Grove of the PatriarchsThe name of this trail alone makes it intriguing enough to visit, and as anyone that has hiked this trail can say, it is even more magical than it sounds!

It really feels like something out of a fantasy world, with gargantuan trees on an island in the middle of the Ohanapecosh river, and the fact that it is a simple trail to hike should give even more incentive to discover this amazing area

Some of the trees you pass here are over 1,000 years old and will be like nothing you have seen before, with some having a circumference of over 50ft! This is due to their location on an isolated island on the river which has kept them unharmed for the most part, allowing them to reach incredible sizes.

Cowlitz Divide

Cowlitz DivideCowlitz Divide offers one of the best views in this area, and while the hike is strenuous, reaching the end location will be more than worth it. The overlook is found on a knoll that reaches close to 6,000ft, and will take several hours to reach, passing through various forests and meadows as you reach it.

The view is simply breath-taking here however. Mount Rainier appears through the forests as you come out onto Cowlitz Divide and will fully reveal itself in all its beauty upon reaching the wide knoll.

Look out for views of Ohanapecosh River, Shriner Peak, and Bald’s Knob and take the time for a bite to eat – at this point you will be turning back the way you came, so make sure you get the most of it while you are there!

Laughingwater Creek Trail

Laughingwater CreekThe Laughingwater Creek Trail doesn’t really offer much of a view of the creek it was named after, but there is still lots to enjoy on this strenuous trail. It starts of on the steep side of things, but there are various ups and downs throughout the trail.

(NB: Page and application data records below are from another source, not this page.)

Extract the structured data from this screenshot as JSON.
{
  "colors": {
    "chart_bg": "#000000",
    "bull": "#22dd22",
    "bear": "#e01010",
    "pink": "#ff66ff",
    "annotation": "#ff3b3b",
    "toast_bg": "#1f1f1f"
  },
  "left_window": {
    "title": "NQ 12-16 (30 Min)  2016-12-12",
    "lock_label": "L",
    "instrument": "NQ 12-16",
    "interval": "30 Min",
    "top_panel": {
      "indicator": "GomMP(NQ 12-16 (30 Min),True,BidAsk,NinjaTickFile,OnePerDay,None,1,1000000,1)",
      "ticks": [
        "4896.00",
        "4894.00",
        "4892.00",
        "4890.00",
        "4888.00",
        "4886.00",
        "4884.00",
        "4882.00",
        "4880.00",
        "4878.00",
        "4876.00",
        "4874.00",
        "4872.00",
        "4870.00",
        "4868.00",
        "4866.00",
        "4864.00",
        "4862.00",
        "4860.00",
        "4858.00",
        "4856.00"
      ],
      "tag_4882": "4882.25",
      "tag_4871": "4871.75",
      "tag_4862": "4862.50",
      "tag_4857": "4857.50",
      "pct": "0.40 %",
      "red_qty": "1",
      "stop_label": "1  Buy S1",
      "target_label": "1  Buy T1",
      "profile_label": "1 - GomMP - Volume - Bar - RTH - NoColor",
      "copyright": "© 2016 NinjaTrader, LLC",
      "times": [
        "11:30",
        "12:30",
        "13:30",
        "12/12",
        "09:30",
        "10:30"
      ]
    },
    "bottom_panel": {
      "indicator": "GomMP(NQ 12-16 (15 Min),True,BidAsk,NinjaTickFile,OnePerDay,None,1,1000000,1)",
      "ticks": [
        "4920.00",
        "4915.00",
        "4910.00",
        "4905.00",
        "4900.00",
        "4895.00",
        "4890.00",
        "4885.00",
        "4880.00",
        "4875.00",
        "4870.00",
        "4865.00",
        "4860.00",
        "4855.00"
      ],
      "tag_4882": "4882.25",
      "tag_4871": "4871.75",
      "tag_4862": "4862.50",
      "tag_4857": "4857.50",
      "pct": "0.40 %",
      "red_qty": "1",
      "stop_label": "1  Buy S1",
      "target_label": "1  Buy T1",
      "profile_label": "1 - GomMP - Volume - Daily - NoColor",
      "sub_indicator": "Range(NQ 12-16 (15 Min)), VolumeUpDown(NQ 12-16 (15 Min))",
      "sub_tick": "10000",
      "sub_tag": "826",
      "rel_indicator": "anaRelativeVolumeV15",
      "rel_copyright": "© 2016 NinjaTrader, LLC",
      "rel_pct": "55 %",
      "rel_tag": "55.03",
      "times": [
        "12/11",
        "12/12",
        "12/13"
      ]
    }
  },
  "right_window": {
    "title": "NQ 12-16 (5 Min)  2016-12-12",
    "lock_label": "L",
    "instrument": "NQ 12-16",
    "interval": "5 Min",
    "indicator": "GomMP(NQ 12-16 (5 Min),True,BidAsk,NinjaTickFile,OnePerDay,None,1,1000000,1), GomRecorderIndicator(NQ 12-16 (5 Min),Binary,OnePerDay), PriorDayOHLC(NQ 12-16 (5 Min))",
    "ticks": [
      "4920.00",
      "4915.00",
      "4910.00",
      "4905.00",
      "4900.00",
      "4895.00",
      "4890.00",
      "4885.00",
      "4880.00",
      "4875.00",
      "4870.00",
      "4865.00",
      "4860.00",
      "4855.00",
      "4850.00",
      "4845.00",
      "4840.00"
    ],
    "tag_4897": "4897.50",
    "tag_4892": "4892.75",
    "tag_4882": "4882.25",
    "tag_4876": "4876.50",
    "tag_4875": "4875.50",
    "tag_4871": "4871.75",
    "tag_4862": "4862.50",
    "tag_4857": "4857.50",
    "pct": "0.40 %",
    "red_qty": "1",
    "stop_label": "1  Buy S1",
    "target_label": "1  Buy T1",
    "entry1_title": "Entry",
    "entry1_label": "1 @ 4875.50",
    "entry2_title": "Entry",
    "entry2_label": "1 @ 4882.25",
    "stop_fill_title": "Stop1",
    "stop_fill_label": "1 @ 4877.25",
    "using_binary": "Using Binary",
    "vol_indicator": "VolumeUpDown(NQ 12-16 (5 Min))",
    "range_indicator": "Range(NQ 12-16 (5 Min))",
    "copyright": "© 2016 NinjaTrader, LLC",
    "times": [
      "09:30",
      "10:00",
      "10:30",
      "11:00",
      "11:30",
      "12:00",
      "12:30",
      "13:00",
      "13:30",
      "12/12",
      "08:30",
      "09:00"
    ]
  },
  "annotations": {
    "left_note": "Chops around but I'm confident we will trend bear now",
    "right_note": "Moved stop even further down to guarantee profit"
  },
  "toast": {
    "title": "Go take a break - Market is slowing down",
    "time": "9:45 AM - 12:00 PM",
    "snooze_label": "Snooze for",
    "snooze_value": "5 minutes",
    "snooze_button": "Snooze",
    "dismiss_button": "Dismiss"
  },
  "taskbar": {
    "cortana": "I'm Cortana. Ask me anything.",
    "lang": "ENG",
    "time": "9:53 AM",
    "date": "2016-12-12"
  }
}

You will come across many great sights along the way, from the vine maples that would be a wonder to look at during fall to the marshy pond that provides water to many of the natural wildlife of the area – you may even catch a glimpse of an elk on the trail here!

Beyond the early areas of the trial you will find the landscape alternates between meadows and forest areas, with some impressive species of tree to be found, such as Alaska cedars and Douglas firs.

Eventually you will come across The Three Lakes and the ranger cabin nestle atop the ridge above the first two lakes, with the third one laying further ahead in the trail.

Shriner Peak Trail

This trail offers a quiet hike that will reward you with a great view from its peak, and it is certainly one of the more underrated trails in the area. It can get dry and dusty following the trail to Shriner Peak, but reaching it offers quite the reward.

You will reach an old wooden lookout tower that is rarely used, and beyond that there are views that will leave you breathless. Mount Rainier can be seen from here, as can the Cascades, Mt. Adams, the Goat Rocks, Mt. St. Helens, Little Tahoma, and the Ohanapecosh Valley below.

Getting there can be a bit strenuous, and you will need to hike though several miles of forests of cedars, firs, and hemlocks. Things will get a bit rockier as you close in on the grassy peak, so be sure to watch your step!

Eastside Trail

Anyone that is seeking a long yet quiet trail needn’t look further than Eastside. It’s made up of various trailheads and access points, so it can be tackled in a number of ways, including hiking different sections of the 13-mile trail.

There are many great views along this trail, from ancient forests to alpine meadows, and there are a fair few waterfalls and creeks worth visiting too. Arranging a shuttle to the top of the trail allows for an easy one-way hike downhill.